### Aim of the exercise
Scan the data below and copy each line where "mushroom" occurs.

### Recorded information
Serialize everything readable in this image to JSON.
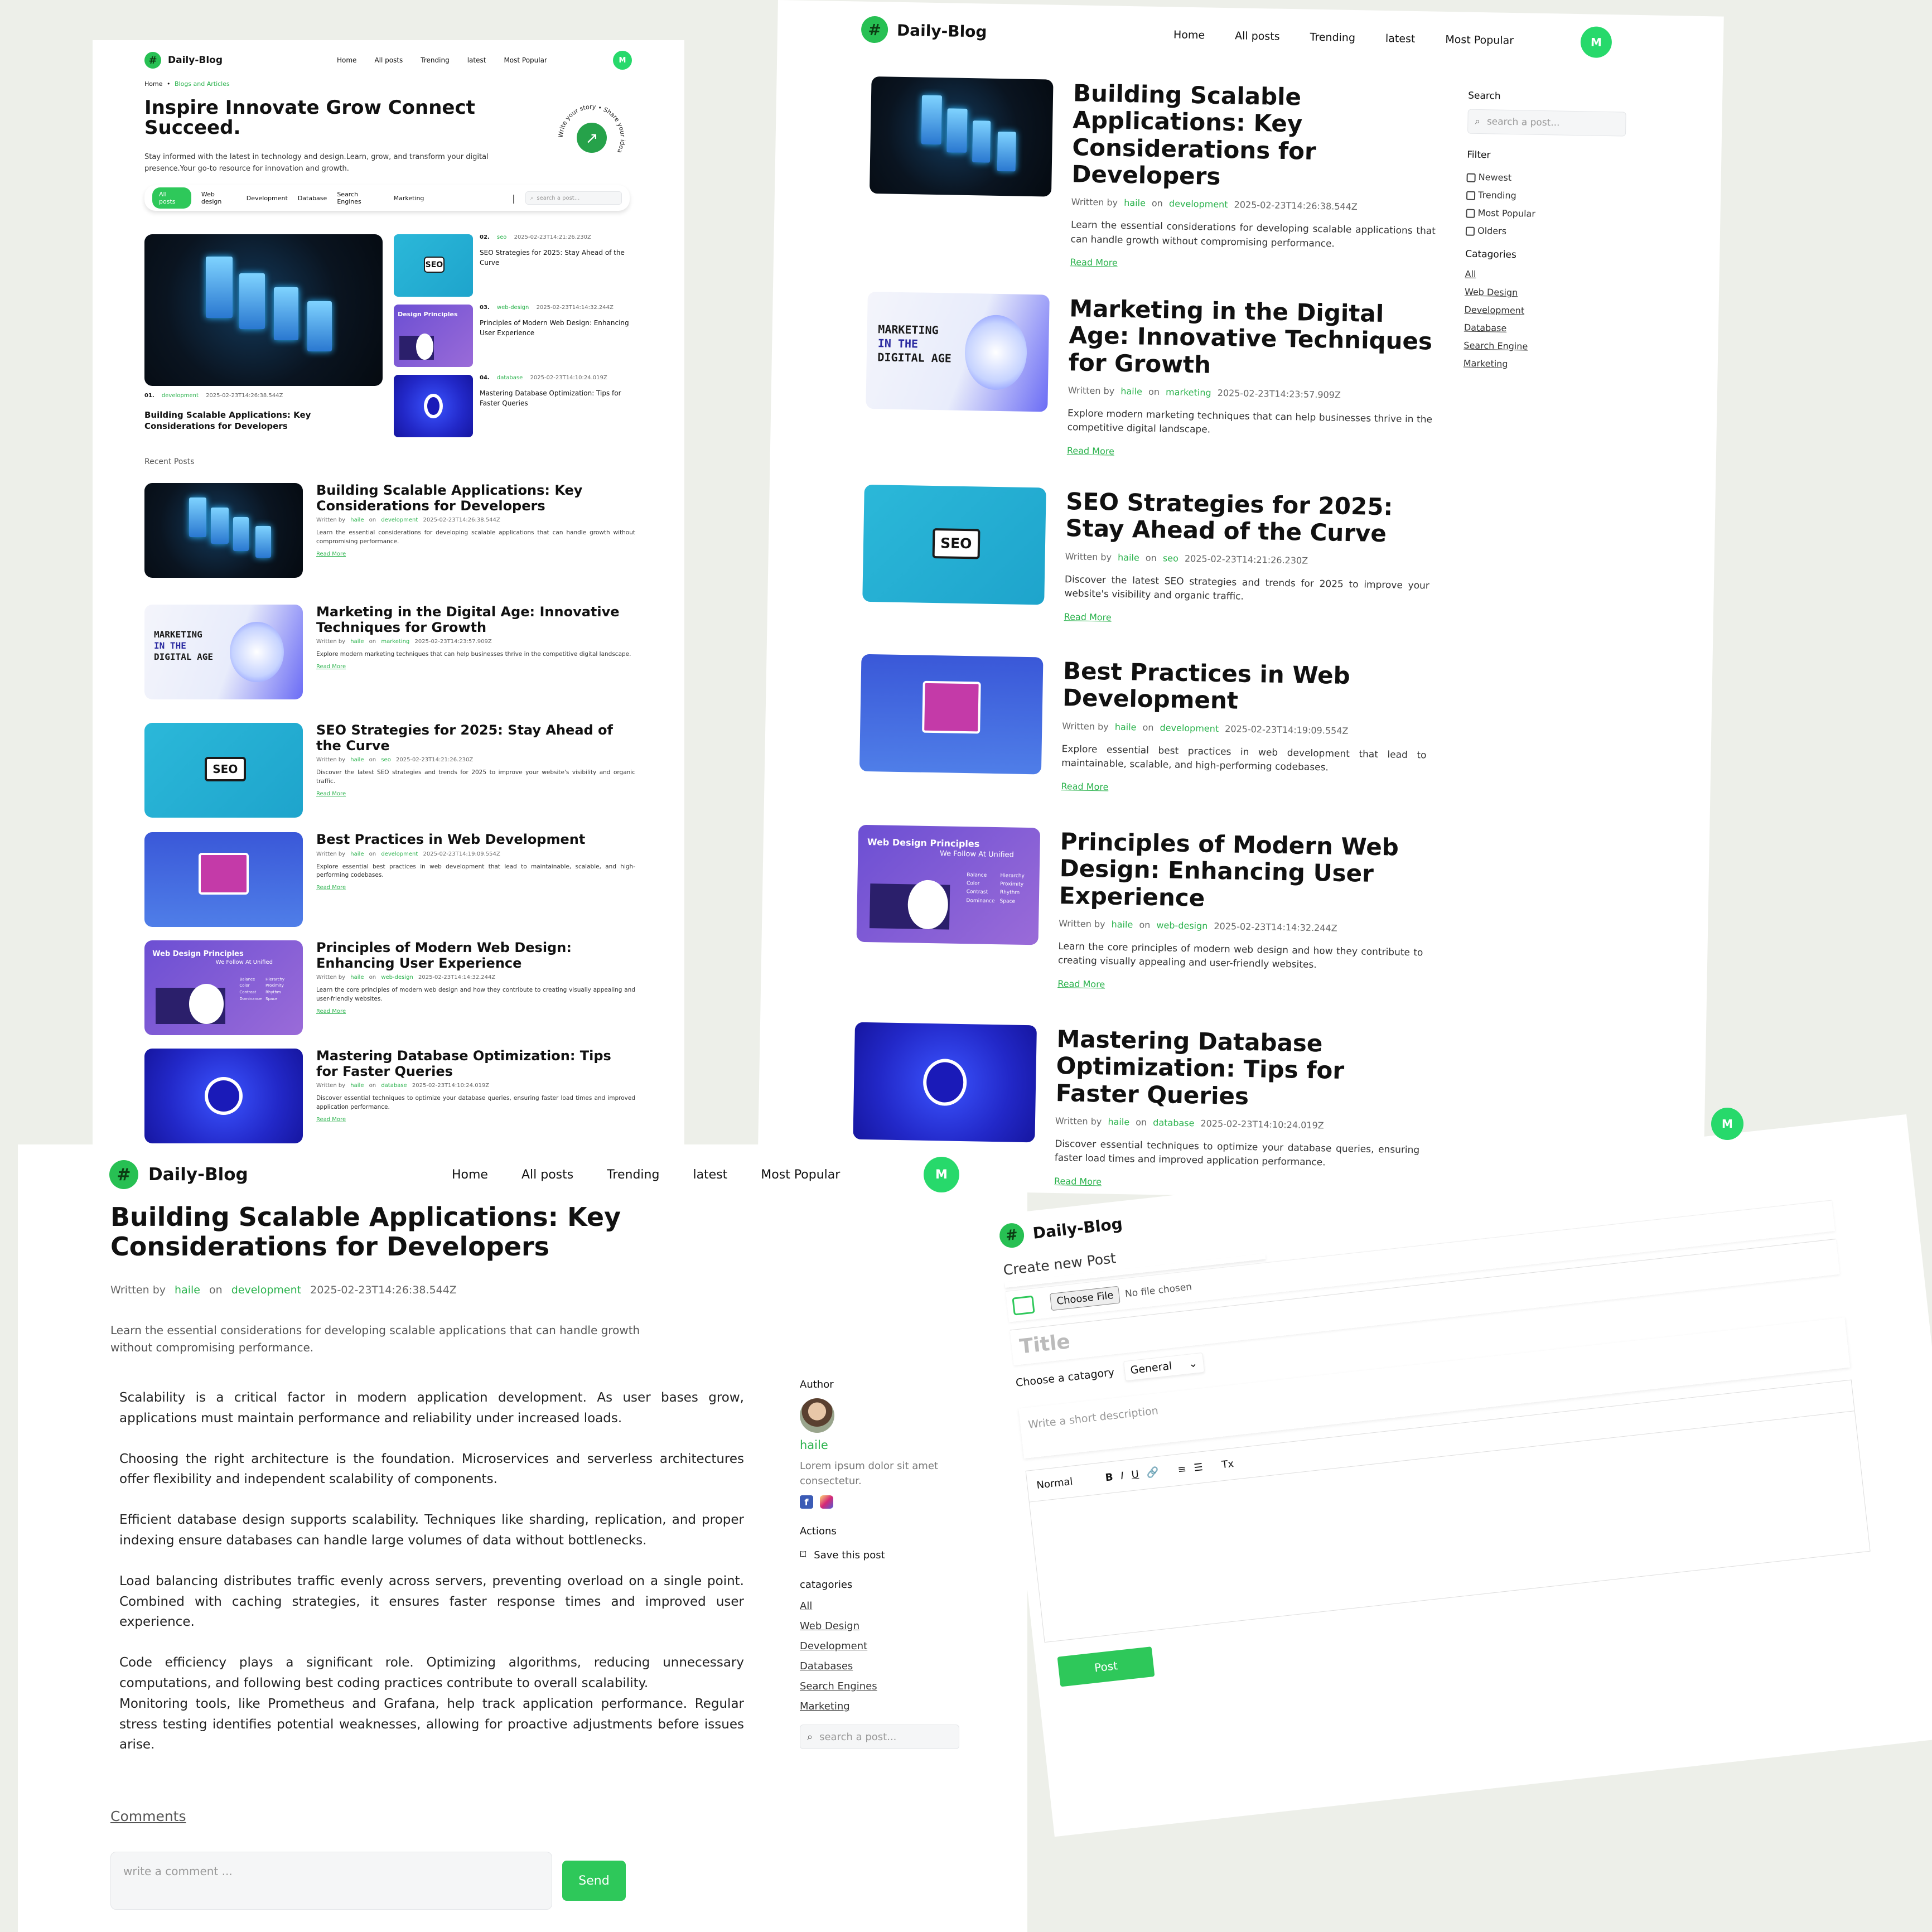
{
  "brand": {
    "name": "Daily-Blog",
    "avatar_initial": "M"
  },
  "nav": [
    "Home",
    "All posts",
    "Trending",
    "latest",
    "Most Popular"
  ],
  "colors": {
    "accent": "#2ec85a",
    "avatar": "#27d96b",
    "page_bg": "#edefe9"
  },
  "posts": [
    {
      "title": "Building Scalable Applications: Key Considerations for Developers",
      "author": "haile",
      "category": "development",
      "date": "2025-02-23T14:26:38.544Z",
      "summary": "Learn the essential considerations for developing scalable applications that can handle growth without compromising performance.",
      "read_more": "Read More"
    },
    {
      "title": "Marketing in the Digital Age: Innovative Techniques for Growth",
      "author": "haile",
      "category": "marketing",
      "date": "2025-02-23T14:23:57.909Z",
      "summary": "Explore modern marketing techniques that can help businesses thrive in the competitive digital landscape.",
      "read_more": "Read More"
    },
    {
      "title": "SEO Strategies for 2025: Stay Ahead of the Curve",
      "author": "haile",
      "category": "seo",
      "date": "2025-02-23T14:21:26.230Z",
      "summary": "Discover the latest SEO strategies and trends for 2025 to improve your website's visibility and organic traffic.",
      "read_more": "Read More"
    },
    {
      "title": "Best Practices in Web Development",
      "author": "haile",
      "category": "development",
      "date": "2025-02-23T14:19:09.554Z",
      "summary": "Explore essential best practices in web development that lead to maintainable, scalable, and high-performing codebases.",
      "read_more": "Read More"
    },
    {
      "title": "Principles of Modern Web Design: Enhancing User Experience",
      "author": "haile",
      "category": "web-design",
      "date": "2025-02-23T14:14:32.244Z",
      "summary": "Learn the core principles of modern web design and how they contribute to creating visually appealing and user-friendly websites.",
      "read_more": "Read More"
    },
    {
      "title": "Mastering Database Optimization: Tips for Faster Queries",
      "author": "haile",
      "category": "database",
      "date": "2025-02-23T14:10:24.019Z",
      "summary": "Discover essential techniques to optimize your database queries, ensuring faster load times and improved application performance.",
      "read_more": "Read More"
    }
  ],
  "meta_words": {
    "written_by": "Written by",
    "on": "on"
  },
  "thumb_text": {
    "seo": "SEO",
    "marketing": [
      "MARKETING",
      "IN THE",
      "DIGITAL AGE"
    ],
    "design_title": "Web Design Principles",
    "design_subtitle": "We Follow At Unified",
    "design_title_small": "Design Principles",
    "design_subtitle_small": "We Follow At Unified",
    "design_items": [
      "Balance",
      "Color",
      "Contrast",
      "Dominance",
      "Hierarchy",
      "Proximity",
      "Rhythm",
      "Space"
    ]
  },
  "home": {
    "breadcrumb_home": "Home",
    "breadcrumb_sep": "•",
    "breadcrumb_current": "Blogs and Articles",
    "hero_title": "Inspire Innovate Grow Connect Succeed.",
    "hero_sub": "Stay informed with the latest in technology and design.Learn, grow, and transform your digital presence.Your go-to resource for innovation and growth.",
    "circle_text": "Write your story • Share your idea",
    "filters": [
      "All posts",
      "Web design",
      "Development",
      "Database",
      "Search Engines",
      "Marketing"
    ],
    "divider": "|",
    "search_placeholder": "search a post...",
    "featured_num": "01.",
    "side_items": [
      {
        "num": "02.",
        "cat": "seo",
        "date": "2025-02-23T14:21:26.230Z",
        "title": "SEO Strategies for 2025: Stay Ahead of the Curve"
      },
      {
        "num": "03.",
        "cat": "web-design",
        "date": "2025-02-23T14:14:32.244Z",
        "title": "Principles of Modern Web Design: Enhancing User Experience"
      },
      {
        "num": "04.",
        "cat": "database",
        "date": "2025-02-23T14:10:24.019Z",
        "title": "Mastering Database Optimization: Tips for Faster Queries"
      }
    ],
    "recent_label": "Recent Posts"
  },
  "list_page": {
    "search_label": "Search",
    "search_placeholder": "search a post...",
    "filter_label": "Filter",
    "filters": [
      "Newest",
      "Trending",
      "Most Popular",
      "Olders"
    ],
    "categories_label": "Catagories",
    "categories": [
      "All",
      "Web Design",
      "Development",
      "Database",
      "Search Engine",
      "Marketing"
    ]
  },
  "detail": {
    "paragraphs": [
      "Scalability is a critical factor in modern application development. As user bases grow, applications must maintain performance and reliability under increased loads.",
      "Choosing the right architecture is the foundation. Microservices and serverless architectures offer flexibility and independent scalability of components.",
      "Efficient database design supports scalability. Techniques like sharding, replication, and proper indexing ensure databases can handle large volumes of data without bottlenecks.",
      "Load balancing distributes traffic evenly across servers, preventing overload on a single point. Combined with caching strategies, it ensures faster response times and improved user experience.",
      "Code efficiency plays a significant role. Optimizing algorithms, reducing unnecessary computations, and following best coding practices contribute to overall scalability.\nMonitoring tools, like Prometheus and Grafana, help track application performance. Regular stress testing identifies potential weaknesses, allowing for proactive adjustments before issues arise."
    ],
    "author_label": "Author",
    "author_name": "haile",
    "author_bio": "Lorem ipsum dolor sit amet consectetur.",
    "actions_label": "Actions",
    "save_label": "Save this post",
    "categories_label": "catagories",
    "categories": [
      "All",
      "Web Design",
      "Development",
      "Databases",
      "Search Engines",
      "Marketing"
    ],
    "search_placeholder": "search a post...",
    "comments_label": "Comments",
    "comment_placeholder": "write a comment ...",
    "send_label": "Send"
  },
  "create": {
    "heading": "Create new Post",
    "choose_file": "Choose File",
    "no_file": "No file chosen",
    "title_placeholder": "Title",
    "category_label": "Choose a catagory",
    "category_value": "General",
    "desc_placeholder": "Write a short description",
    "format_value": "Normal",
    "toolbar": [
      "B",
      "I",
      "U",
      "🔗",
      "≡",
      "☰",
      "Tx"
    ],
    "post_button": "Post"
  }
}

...

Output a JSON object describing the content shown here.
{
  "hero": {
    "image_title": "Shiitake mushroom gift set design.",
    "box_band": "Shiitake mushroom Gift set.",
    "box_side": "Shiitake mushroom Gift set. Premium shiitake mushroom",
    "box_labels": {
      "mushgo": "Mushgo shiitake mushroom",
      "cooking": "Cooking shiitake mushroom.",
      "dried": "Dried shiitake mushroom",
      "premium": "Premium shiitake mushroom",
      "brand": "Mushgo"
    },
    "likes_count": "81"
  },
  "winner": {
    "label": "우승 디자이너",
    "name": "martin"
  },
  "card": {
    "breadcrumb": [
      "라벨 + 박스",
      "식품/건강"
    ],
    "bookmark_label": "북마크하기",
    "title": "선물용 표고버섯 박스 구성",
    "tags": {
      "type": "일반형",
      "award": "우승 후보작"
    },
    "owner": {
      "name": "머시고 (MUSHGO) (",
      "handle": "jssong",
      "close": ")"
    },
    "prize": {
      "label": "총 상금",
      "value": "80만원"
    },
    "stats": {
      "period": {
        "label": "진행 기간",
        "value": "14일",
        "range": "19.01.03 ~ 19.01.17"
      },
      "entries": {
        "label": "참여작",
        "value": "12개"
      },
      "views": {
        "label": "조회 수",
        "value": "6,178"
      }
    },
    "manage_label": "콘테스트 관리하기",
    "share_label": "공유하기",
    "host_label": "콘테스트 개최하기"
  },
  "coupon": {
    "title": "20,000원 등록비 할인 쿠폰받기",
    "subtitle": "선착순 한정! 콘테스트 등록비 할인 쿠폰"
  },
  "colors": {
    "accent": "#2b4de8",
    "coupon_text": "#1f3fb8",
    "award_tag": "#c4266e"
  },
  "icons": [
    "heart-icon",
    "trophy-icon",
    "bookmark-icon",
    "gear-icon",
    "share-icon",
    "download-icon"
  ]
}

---

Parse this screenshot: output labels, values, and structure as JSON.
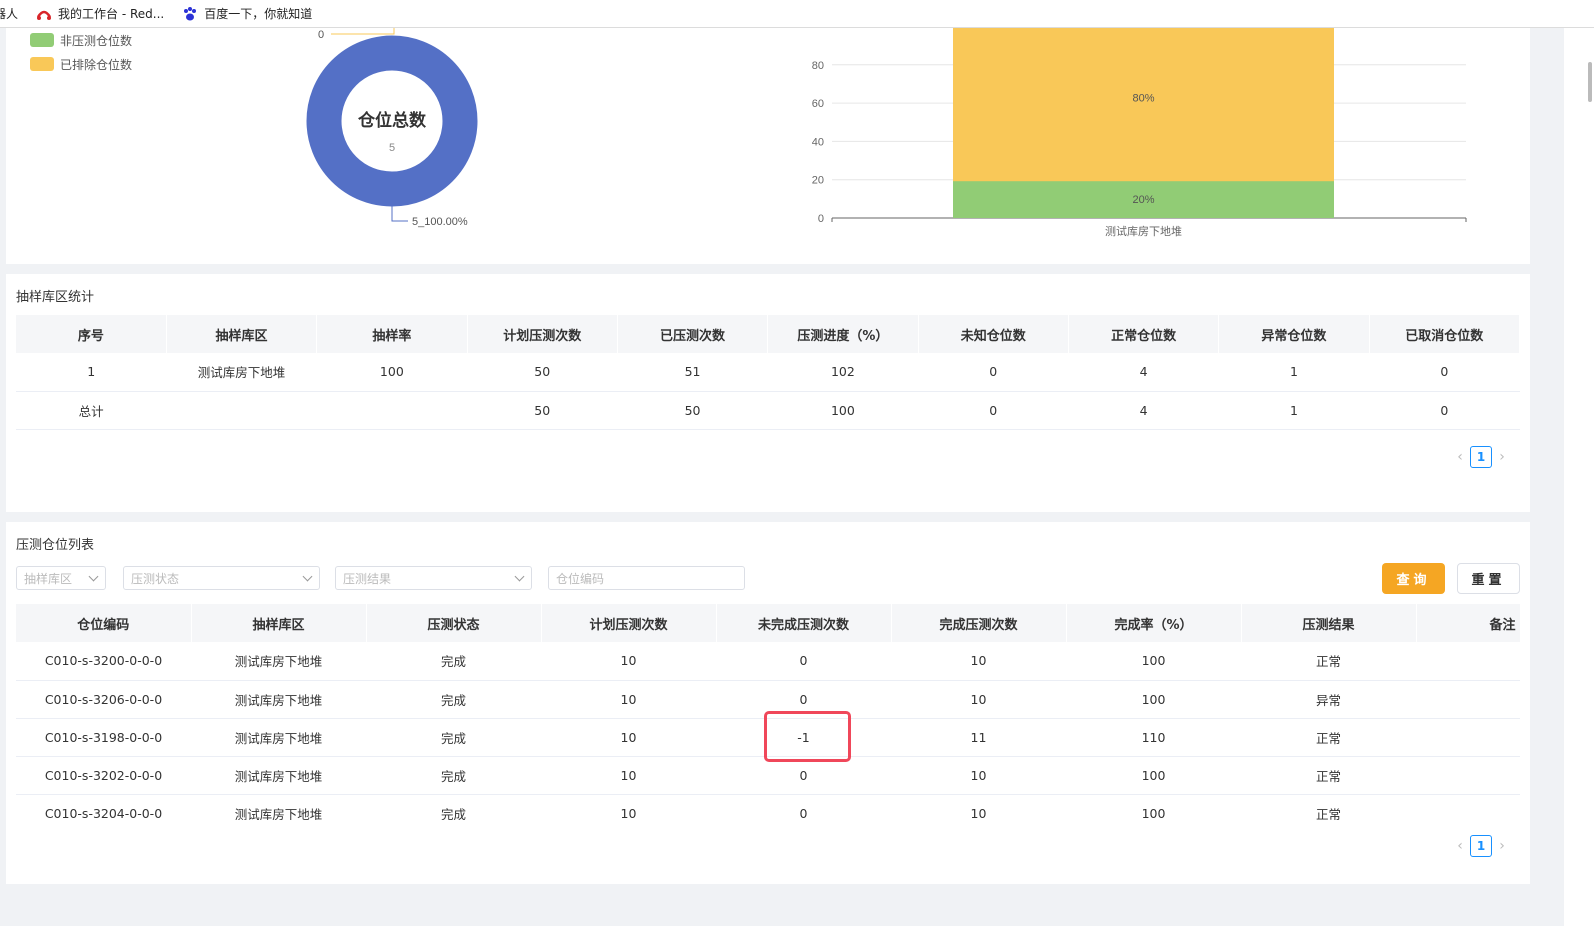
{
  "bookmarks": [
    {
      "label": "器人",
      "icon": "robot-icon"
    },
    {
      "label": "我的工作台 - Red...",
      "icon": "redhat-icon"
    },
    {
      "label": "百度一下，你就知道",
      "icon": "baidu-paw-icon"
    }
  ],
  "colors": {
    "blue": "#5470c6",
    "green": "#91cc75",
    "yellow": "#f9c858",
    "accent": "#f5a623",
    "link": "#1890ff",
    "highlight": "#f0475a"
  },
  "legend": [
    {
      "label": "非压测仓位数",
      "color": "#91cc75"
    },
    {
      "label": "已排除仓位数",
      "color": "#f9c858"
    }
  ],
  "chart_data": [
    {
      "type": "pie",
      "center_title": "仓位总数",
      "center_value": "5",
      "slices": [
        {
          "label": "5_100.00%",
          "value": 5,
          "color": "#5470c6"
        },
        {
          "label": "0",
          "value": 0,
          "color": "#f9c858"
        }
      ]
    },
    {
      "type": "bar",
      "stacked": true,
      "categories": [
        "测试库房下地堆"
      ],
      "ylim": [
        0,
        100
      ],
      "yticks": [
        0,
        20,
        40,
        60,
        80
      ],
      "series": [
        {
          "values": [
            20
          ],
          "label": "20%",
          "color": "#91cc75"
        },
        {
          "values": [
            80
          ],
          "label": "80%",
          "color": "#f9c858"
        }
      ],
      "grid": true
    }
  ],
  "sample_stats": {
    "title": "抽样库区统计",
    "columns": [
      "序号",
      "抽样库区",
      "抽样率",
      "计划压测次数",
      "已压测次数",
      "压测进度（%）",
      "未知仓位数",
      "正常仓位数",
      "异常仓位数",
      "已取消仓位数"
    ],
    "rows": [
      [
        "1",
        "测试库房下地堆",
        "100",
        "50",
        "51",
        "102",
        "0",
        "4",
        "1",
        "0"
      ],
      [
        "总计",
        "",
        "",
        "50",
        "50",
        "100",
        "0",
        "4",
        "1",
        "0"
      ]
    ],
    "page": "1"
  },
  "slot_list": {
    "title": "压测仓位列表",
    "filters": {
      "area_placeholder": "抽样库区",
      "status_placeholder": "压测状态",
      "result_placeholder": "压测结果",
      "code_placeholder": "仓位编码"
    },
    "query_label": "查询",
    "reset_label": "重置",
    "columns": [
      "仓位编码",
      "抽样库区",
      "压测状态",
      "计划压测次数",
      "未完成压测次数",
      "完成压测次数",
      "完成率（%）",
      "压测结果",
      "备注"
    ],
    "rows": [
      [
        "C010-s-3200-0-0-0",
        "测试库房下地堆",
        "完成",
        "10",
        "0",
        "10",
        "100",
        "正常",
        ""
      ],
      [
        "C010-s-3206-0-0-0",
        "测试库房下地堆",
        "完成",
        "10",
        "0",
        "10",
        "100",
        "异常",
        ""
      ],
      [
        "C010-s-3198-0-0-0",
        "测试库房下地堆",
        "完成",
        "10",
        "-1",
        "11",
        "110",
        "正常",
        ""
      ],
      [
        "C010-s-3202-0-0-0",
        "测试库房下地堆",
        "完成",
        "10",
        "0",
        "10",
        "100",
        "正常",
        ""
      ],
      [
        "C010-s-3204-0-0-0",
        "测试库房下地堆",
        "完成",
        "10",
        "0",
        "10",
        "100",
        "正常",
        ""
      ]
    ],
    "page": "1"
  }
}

### Answer box
    "image_title": "Shiitake mushroom gift set design.",
    "box_band": "Shiitake mushroom Gift set.",
    "box_side": "Shiitake mushroom Gift set. Premium shiitake mushroom",
      "mushgo": "Mushgo shiitake mushroom",
      "cooking": "Cooking shiitake mushroom.",
      "dried": "Dried shiitake mushroom",
      "premium": "Premium shiitake mushroom",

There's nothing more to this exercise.